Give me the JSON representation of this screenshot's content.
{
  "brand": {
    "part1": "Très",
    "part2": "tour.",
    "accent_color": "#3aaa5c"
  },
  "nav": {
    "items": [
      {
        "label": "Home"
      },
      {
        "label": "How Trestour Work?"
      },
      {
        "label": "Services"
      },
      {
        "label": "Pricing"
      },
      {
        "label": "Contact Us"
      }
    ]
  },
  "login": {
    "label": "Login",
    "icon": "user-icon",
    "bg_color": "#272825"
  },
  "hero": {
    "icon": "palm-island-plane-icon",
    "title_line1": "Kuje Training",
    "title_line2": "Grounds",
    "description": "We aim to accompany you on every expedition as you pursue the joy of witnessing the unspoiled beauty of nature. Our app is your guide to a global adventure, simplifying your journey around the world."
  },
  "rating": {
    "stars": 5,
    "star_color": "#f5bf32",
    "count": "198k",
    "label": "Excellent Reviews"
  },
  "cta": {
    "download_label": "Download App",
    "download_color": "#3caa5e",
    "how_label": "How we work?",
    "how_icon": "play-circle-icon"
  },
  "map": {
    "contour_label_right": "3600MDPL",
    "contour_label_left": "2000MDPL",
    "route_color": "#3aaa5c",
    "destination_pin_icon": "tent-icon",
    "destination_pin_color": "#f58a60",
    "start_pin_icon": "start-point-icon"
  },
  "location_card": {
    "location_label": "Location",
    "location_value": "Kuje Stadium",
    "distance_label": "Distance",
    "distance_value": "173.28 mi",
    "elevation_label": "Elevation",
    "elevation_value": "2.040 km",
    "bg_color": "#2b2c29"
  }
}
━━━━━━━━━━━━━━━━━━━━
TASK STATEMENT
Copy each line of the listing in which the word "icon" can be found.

RESULT OF THE EXERCISE
    "icon": "user-icon",
    "icon": "palm-island-plane-icon",
    "how_icon": "play-circle-icon"
    "destination_pin_icon": "tent-icon",
    "start_pin_icon": "start-point-icon"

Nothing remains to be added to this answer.